(RECORDS FOR THE EXERCISE)

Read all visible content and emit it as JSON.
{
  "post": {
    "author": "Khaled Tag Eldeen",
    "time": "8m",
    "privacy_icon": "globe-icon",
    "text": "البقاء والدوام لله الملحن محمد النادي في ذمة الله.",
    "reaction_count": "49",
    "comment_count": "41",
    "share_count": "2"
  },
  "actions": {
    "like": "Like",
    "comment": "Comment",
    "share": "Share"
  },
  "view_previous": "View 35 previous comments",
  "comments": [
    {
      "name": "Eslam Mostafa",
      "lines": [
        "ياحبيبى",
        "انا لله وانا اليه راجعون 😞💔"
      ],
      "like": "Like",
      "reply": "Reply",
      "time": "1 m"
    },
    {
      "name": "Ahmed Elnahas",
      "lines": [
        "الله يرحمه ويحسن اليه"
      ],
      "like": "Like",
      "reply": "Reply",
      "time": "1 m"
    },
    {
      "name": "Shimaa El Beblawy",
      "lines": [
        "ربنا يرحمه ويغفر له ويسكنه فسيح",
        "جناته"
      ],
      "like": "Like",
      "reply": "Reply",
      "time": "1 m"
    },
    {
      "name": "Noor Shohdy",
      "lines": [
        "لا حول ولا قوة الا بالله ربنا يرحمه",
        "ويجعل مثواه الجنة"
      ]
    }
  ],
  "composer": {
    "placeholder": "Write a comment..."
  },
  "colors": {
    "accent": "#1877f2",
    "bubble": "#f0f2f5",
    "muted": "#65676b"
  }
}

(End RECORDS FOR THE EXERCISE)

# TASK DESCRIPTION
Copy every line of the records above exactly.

# REPLY
Read all visible content and emit it as JSON.
{
  "post": {
    "author": "Khaled Tag Eldeen",
    "time": "8m",
    "privacy_icon": "globe-icon",
    "text": "البقاء والدوام لله الملحن محمد النادي في ذمة الله.",
    "reaction_count": "49",
    "comment_count": "41",
    "share_count": "2"
  },
  "actions": {
    "like": "Like",
    "comment": "Comment",
    "share": "Share"
  },
  "view_previous": "View 35 previous comments",
  "comments": [
    {
      "name": "Eslam Mostafa",
      "lines": [
        "ياحبيبى",
        "انا لله وانا اليه راجعون 😞💔"
      ],
      "like": "Like",
      "reply": "Reply",
      "time": "1 m"
    },
    {
      "name": "Ahmed Elnahas",
      "lines": [
        "الله يرحمه ويحسن اليه"
      ],
      "like": "Like",
      "reply": "Reply",
      "time": "1 m"
    },
    {
      "name": "Shimaa El Beblawy",
      "lines": [
        "ربنا يرحمه ويغفر له ويسكنه فسيح",
        "جناته"
      ],
      "like": "Like",
      "reply": "Reply",
      "time": "1 m"
    },
    {
      "name": "Noor Shohdy",
      "lines": [
        "لا حول ولا قوة الا بالله ربنا يرحمه",
        "ويجعل مثواه الجنة"
      ]
    }
  ],
  "composer": {
    "placeholder": "Write a comment..."
  },
  "colors": {
    "accent": "#1877f2",
    "bubble": "#f0f2f5",
    "muted": "#65676b"
  }
}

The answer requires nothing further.